◆ Action item ◆
Could you repeat every line below exactly, skipping the images?
Provided entries below:
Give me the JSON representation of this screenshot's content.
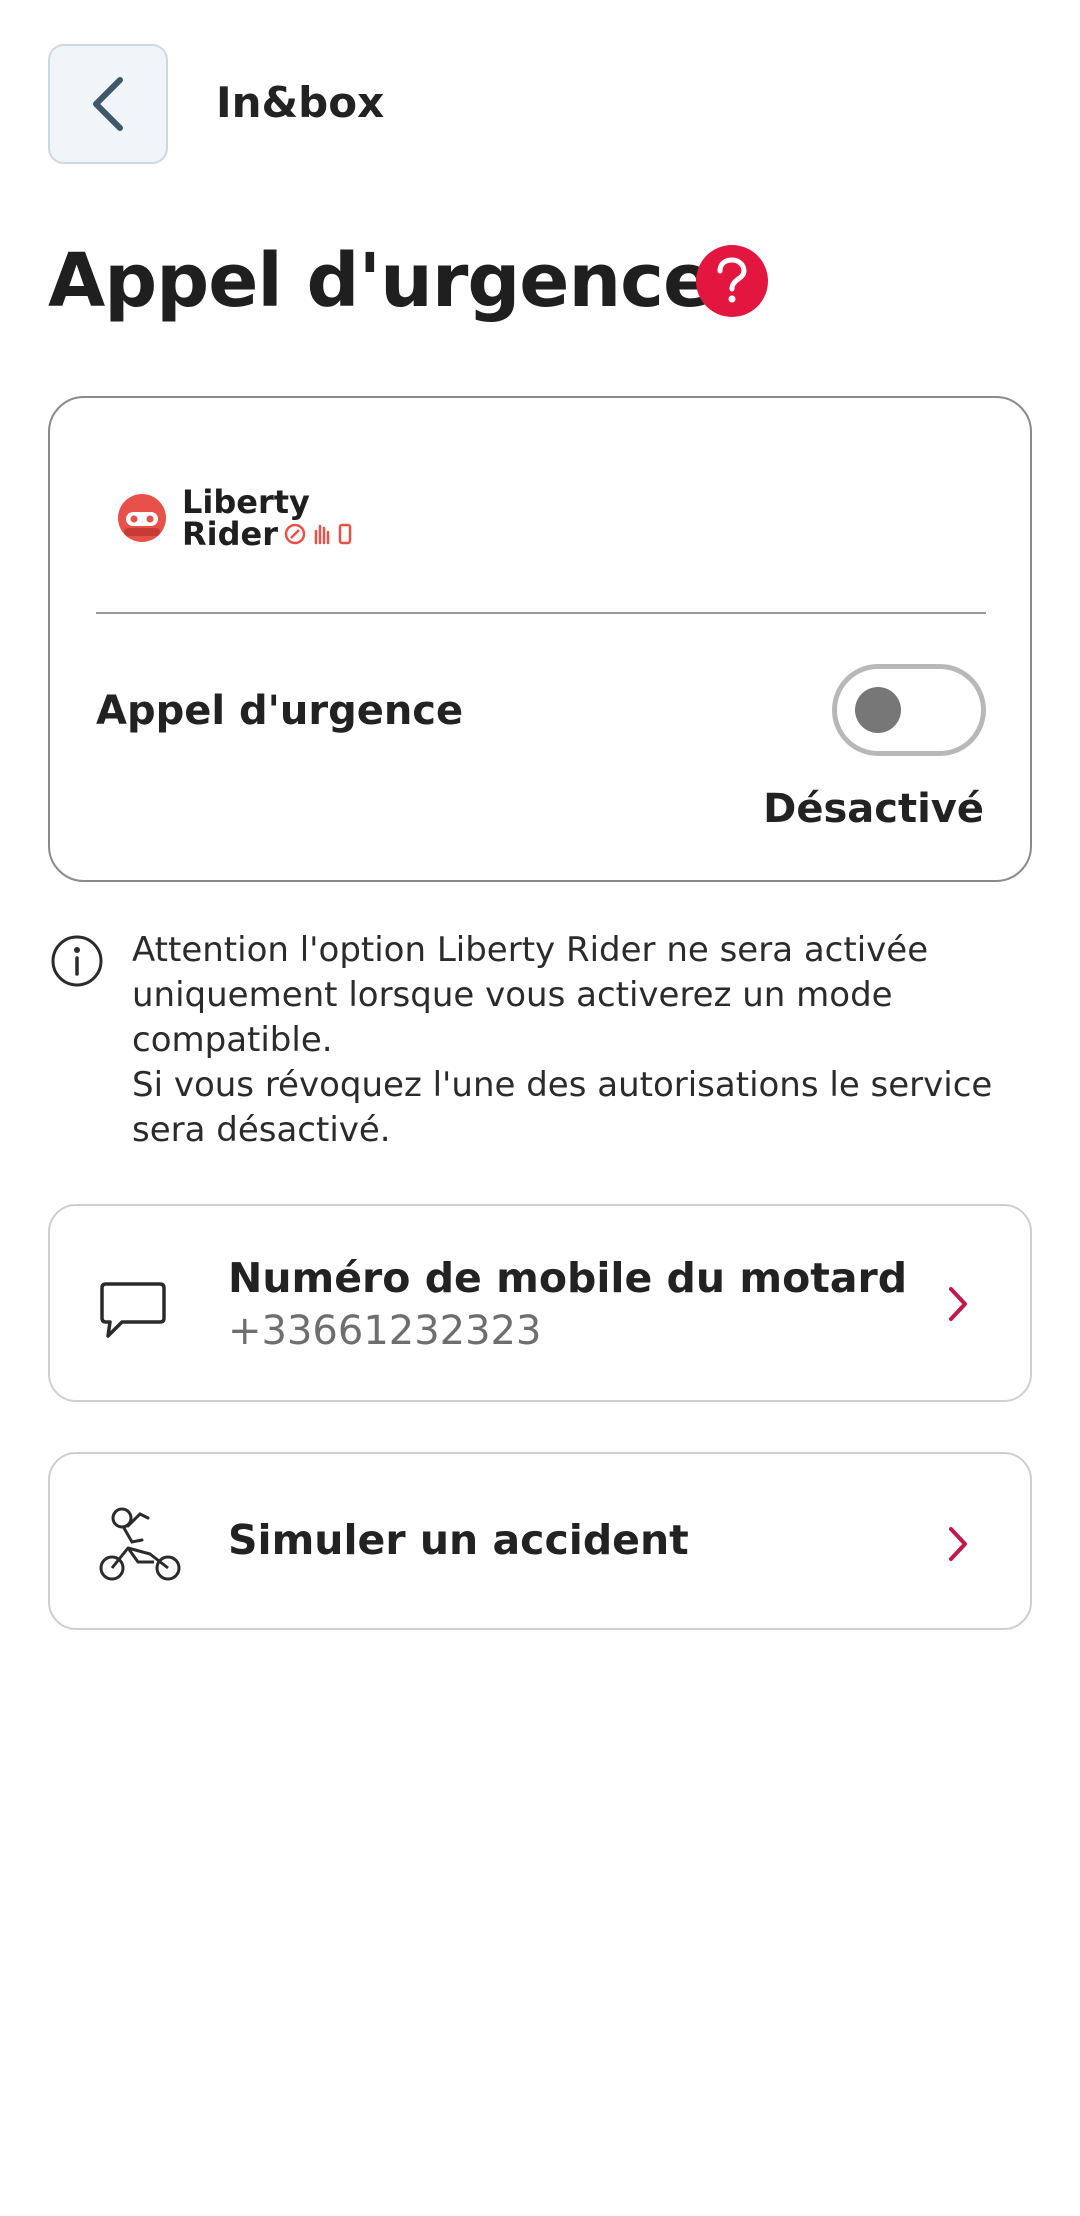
{
  "header": {
    "back_label": "",
    "title": "In&box"
  },
  "page": {
    "title": "Appel d'urgence"
  },
  "card": {
    "logo_line1": "Liberty",
    "logo_line2": "Rider",
    "toggle_label": "Appel d'urgence",
    "toggle_status": "Désactivé",
    "toggle_on": false
  },
  "info": {
    "line1": "Attention l'option Liberty Rider ne sera activée",
    "line2": "uniquement lorsque vous activerez un mode",
    "line3": "compatible.",
    "line4": "Si vous révoquez l'une des autorisations le service",
    "line5": "sera désactivé."
  },
  "phone_card": {
    "title": "Numéro de mobile du motard",
    "value": "+33661232323"
  },
  "simulate_card": {
    "title": "Simuler un accident"
  },
  "colors": {
    "accent": "#e2163f",
    "chevron": "#c2184b",
    "text": "#222222"
  },
  "icons": {
    "back": "chevron-left-icon",
    "help": "question-icon",
    "info": "info-icon",
    "phone": "chat-bubble-icon",
    "simulate": "motorbike-crash-icon",
    "chevron": "chevron-right-icon"
  }
}
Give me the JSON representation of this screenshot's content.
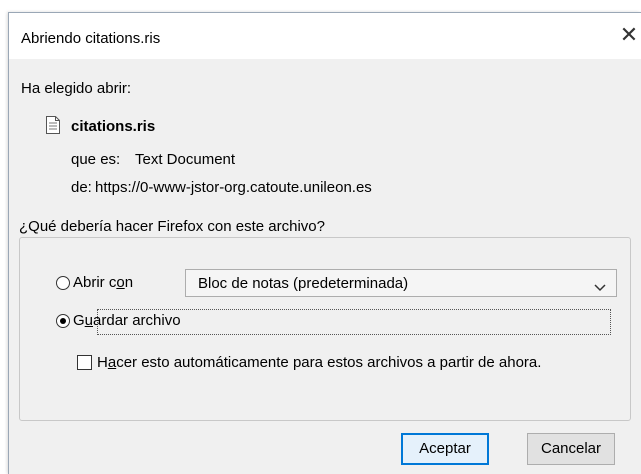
{
  "dialog": {
    "title": "Abriendo citations.ris",
    "close_glyph": "✕"
  },
  "info": {
    "intro": "Ha elegido abrir:",
    "filename": "citations.ris",
    "type_label": "que es:",
    "type_value": "Text Document",
    "from_label": "de:",
    "from_value": "https://0-www-jstor-org.catoute.unileon.es"
  },
  "action": {
    "legend": "¿Qué debería hacer Firefox con este archivo?",
    "open_with_pre": "Abrir c",
    "open_with_u": "o",
    "open_with_post": "n",
    "open_with_app": "Bloc de notas (predeterminada)",
    "save_pre": "G",
    "save_u": "u",
    "save_post": "ardar archivo",
    "save_selected": true,
    "auto_pre": "H",
    "auto_u": "a",
    "auto_post": "cer esto automáticamente para estos archivos a partir de ahora.",
    "auto_checked": false
  },
  "buttons": {
    "accept": "Aceptar",
    "cancel": "Cancelar"
  },
  "icons": {
    "file": "document-icon",
    "dropdown": "chevron-down-icon",
    "close": "close-icon"
  },
  "colors": {
    "accent": "#0078d7",
    "dialog_bg": "#f0f0f0"
  }
}
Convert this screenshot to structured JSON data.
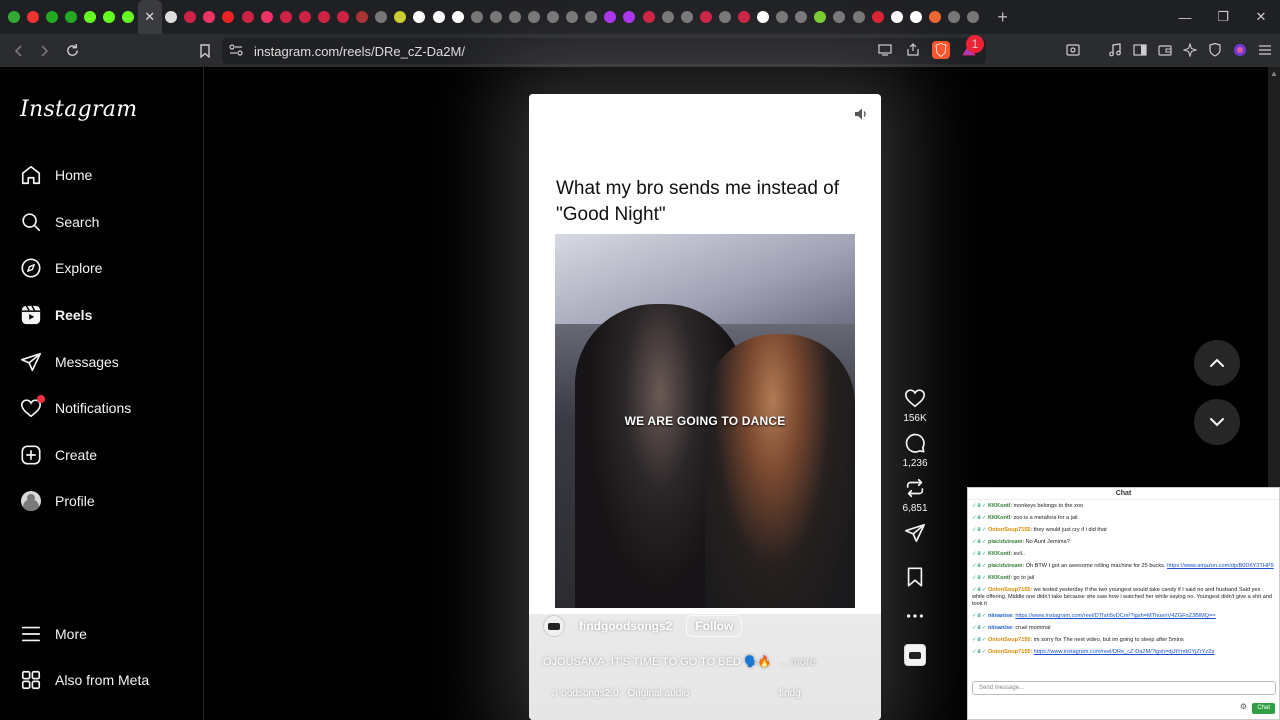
{
  "browser": {
    "tab_colors": [
      "#3a3",
      "#e33",
      "#2a2",
      "#2a2",
      "#6f2",
      "#6f2",
      "#6f2",
      "#ddd",
      "#c24",
      "#e36",
      "#e22",
      "#c24",
      "#e36",
      "#c24",
      "#c24",
      "#c24",
      "#c24",
      "#a33",
      "#777",
      "#cc3",
      "#fff",
      "#fff",
      "#fff",
      "#777",
      "#777",
      "#777",
      "#777",
      "#777",
      "#777",
      "#777",
      "#a3e",
      "#a3e",
      "#c24",
      "#777",
      "#777",
      "#c24",
      "#777",
      "#c24",
      "#fff",
      "#777",
      "#777",
      "#7c3",
      "#777",
      "#777",
      "#d23",
      "#fff",
      "#fff",
      "#e63",
      "#777",
      "#777"
    ],
    "active_tab_close": "✕",
    "new_tab": "+",
    "url": "instagram.com/reels/DRe_cZ-Da2M/",
    "rewards_badge": "1"
  },
  "sidebar": {
    "logo": "Instagram",
    "items": [
      {
        "label": "Home",
        "icon": "home-icon"
      },
      {
        "label": "Search",
        "icon": "search-icon"
      },
      {
        "label": "Explore",
        "icon": "compass-icon"
      },
      {
        "label": "Reels",
        "icon": "reels-icon"
      },
      {
        "label": "Messages",
        "icon": "send-icon"
      },
      {
        "label": "Notifications",
        "icon": "heart-icon"
      },
      {
        "label": "Create",
        "icon": "plus-square-icon"
      },
      {
        "label": "Profile",
        "icon": "avatar"
      }
    ],
    "more": "More",
    "meta": "Also from Meta"
  },
  "reel": {
    "caption": "What my bro sends me instead of \"Good Night\"",
    "overlay": "WE ARE GOING TO DANCE",
    "username": "findgoodsongs2",
    "follow": "Follow",
    "description": "OJOUSAMA, IT'S TIME TO GO TO BED 🗣️🔥",
    "more": "... more",
    "audio": "oodsongs2.0 · Original audio",
    "audio_right": "findg",
    "likes": "156K",
    "comments": "1,236",
    "reposts": "6,851"
  },
  "chat": {
    "title": "Chat",
    "messages": [
      {
        "user": "KKKontl",
        "color": "#2e7d32",
        "text": "monkeys belongs to the zoo"
      },
      {
        "user": "KKKontl",
        "color": "#2e7d32",
        "text": "zoo is a metafora for a jail"
      },
      {
        "user": "OnionSoup7155",
        "color": "#d68a00",
        "text": "they would just cry if i did that"
      },
      {
        "user": "placidstream",
        "color": "#3a7d3a",
        "text": "No Aunt Jemima?"
      },
      {
        "user": "KKKontl",
        "color": "#2e7d32",
        "text": "evil.."
      },
      {
        "user": "placidstream",
        "color": "#3a7d3a",
        "text": "Oh BTW I got an awesome rolling machine for 25 bucks.",
        "link": "https://www.amazon.com/dp/B0D6Y3THP9"
      },
      {
        "user": "KKKontl",
        "color": "#2e7d32",
        "text": "go to jail"
      },
      {
        "user": "OnionSoup7155",
        "color": "#d68a00",
        "text": "we tested yesterday if the two youngest would take candy if I said no and husband Said yes while offering. Middle one didn't take because she saw how i watched her while saying no. Youngest didn't give a shit and took it"
      },
      {
        "user": "niinanise",
        "color": "#1e5fd6",
        "text": "",
        "link": "https://www.instagram.com/reel/DTfah5vDCre/?igsh=MThuenV4ZGFoZ3BlMQ=="
      },
      {
        "user": "niinanise",
        "color": "#1e5fd6",
        "text": "cruel mommal"
      },
      {
        "user": "OnionSoup7155",
        "color": "#d68a00",
        "text": "im sorry for The next video, but im going to sleep after 5mins"
      },
      {
        "user": "OnionSoup7155",
        "color": "#d68a00",
        "text": "",
        "link": "https://www.instagram.com/reel/DRe_cZ-Da2M/?igsh=djJtYmk0YjZrYzZs"
      }
    ],
    "placeholder": "Send message...",
    "send": "Chat"
  }
}
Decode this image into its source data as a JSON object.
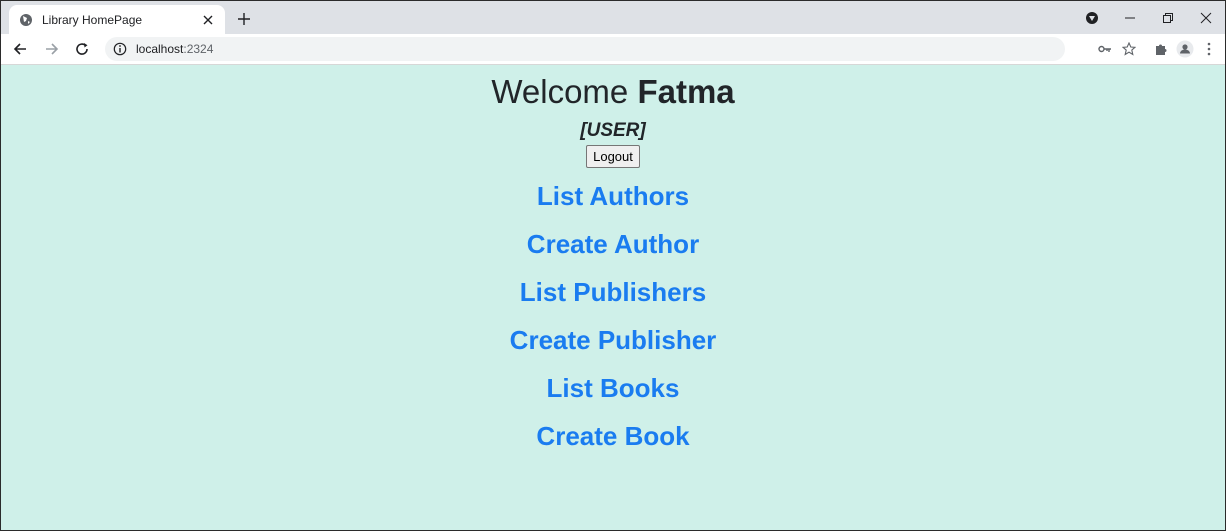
{
  "browser": {
    "tab_title": "Library HomePage",
    "url_host": "localhost",
    "url_port": ":2324"
  },
  "page": {
    "welcome_prefix": "Welcome",
    "user_name": "Fatma",
    "role": "[USER]",
    "logout_label": "Logout",
    "links": [
      {
        "label": "List Authors"
      },
      {
        "label": "Create Author"
      },
      {
        "label": "List Publishers"
      },
      {
        "label": "Create Publisher"
      },
      {
        "label": "List Books"
      },
      {
        "label": "Create Book"
      }
    ]
  },
  "colors": {
    "page_background": "#cff0e9",
    "link": "#1a7cf0",
    "heading": "#212529"
  }
}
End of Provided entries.
◆ Task answer ◆
Give me the JSON representation of this screenshot's content.
{
  "header": {
    "back_label": "",
    "title": "In&box"
  },
  "page": {
    "title": "Appel d'urgence"
  },
  "card": {
    "logo_line1": "Liberty",
    "logo_line2": "Rider",
    "toggle_label": "Appel d'urgence",
    "toggle_status": "Désactivé",
    "toggle_on": false
  },
  "info": {
    "line1": "Attention l'option Liberty Rider ne sera activée",
    "line2": "uniquement lorsque vous activerez un mode",
    "line3": "compatible.",
    "line4": "Si vous révoquez l'une des autorisations le service",
    "line5": "sera désactivé."
  },
  "phone_card": {
    "title": "Numéro de mobile du motard",
    "value": "+33661232323"
  },
  "simulate_card": {
    "title": "Simuler un accident"
  },
  "colors": {
    "accent": "#e2163f",
    "chevron": "#c2184b",
    "text": "#222222"
  },
  "icons": {
    "back": "chevron-left-icon",
    "help": "question-icon",
    "info": "info-icon",
    "phone": "chat-bubble-icon",
    "simulate": "motorbike-crash-icon",
    "chevron": "chevron-right-icon"
  }
}
Give me the JSON representation of this screenshot's content.
{
  "dialog": {
    "title": "Abriendo citations.ris",
    "close_glyph": "✕"
  },
  "info": {
    "intro": "Ha elegido abrir:",
    "filename": "citations.ris",
    "type_label": "que es:",
    "type_value": "Text Document",
    "from_label": "de:",
    "from_value": "https://0-www-jstor-org.catoute.unileon.es"
  },
  "action": {
    "legend": "¿Qué debería hacer Firefox con este archivo?",
    "open_with_pre": "Abrir c",
    "open_with_u": "o",
    "open_with_post": "n",
    "open_with_app": "Bloc de notas (predeterminada)",
    "save_pre": "G",
    "save_u": "u",
    "save_post": "ardar archivo",
    "save_selected": true,
    "auto_pre": "H",
    "auto_u": "a",
    "auto_post": "cer esto automáticamente para estos archivos a partir de ahora.",
    "auto_checked": false
  },
  "buttons": {
    "accept": "Aceptar",
    "cancel": "Cancelar"
  },
  "icons": {
    "file": "document-icon",
    "dropdown": "chevron-down-icon",
    "close": "close-icon"
  },
  "colors": {
    "accent": "#0078d7",
    "dialog_bg": "#f0f0f0"
  }
}
Convert this screenshot to structured JSON data.
{
  "browser": {
    "tab_colors": [
      "#3a3",
      "#e33",
      "#2a2",
      "#2a2",
      "#6f2",
      "#6f2",
      "#6f2",
      "#ddd",
      "#c24",
      "#e36",
      "#e22",
      "#c24",
      "#e36",
      "#c24",
      "#c24",
      "#c24",
      "#c24",
      "#a33",
      "#777",
      "#cc3",
      "#fff",
      "#fff",
      "#fff",
      "#777",
      "#777",
      "#777",
      "#777",
      "#777",
      "#777",
      "#777",
      "#a3e",
      "#a3e",
      "#c24",
      "#777",
      "#777",
      "#c24",
      "#777",
      "#c24",
      "#fff",
      "#777",
      "#777",
      "#7c3",
      "#777",
      "#777",
      "#d23",
      "#fff",
      "#fff",
      "#e63",
      "#777",
      "#777"
    ],
    "active_tab_close": "✕",
    "new_tab": "+",
    "url": "instagram.com/reels/DRe_cZ-Da2M/",
    "rewards_badge": "1"
  },
  "sidebar": {
    "logo": "Instagram",
    "items": [
      {
        "label": "Home",
        "icon": "home-icon"
      },
      {
        "label": "Search",
        "icon": "search-icon"
      },
      {
        "label": "Explore",
        "icon": "compass-icon"
      },
      {
        "label": "Reels",
        "icon": "reels-icon"
      },
      {
        "label": "Messages",
        "icon": "send-icon"
      },
      {
        "label": "Notifications",
        "icon": "heart-icon"
      },
      {
        "label": "Create",
        "icon": "plus-square-icon"
      },
      {
        "label": "Profile",
        "icon": "avatar"
      }
    ],
    "more": "More",
    "meta": "Also from Meta"
  },
  "reel": {
    "caption": "What my bro sends me instead of \"Good Night\"",
    "overlay": "WE ARE GOING TO DANCE",
    "username": "findgoodsongs2",
    "follow": "Follow",
    "description": "OJOUSAMA, IT'S TIME TO GO TO BED 🗣️🔥",
    "more": "... more",
    "audio": "oodsongs2.0 · Original audio",
    "audio_right": "findg",
    "likes": "156K",
    "comments": "1,236",
    "reposts": "6,851"
  },
  "chat": {
    "title": "Chat",
    "messages": [
      {
        "user": "KKKontl",
        "color": "#2e7d32",
        "text": "monkeys belongs to the zoo"
      },
      {
        "user": "KKKontl",
        "color": "#2e7d32",
        "text": "zoo is a metafora for a jail"
      },
      {
        "user": "OnionSoup7155",
        "color": "#d68a00",
        "text": "they would just cry if i did that"
      },
      {
        "user": "placidstream",
        "color": "#3a7d3a",
        "text": "No Aunt Jemima?"
      },
      {
        "user": "KKKontl",
        "color": "#2e7d32",
        "text": "evil.."
      },
      {
        "user": "placidstream",
        "color": "#3a7d3a",
        "text": "Oh BTW I got an awesome rolling machine for 25 bucks.",
        "link": "https://www.amazon.com/dp/B0D6Y3THP9"
      },
      {
        "user": "KKKontl",
        "color": "#2e7d32",
        "text": "go to jail"
      },
      {
        "user": "OnionSoup7155",
        "color": "#d68a00",
        "text": "we tested yesterday if the two youngest would take candy if I said no and husband Said yes while offering. Middle one didn't take because she saw how i watched her while saying no. Youngest didn't give a shit and took it"
      },
      {
        "user": "niinanise",
        "color": "#1e5fd6",
        "text": "",
        "link": "https://www.instagram.com/reel/DTfah5vDCre/?igsh=MThuenV4ZGFoZ3BlMQ=="
      },
      {
        "user": "niinanise",
        "color": "#1e5fd6",
        "text": "cruel mommal"
      },
      {
        "user": "OnionSoup7155",
        "color": "#d68a00",
        "text": "im sorry for The next video, but im going to sleep after 5mins"
      },
      {
        "user": "OnionSoup7155",
        "color": "#d68a00",
        "text": "",
        "link": "https://www.instagram.com/reel/DRe_cZ-Da2M/?igsh=djJtYmk0YjZrYzZs"
      }
    ],
    "placeholder": "Send message...",
    "send": "Chat"
  }
}
Decode this image into its source data as a JSON object.
{
  "browser": {
    "tab_title": "Library HomePage",
    "url_host": "localhost",
    "url_port": ":2324"
  },
  "page": {
    "welcome_prefix": "Welcome",
    "user_name": "Fatma",
    "role": "[USER]",
    "logout_label": "Logout",
    "links": [
      {
        "label": "List Authors"
      },
      {
        "label": "Create Author"
      },
      {
        "label": "List Publishers"
      },
      {
        "label": "Create Publisher"
      },
      {
        "label": "List Books"
      },
      {
        "label": "Create Book"
      }
    ]
  },
  "colors": {
    "page_background": "#cff0e9",
    "link": "#1a7cf0",
    "heading": "#212529"
  }
}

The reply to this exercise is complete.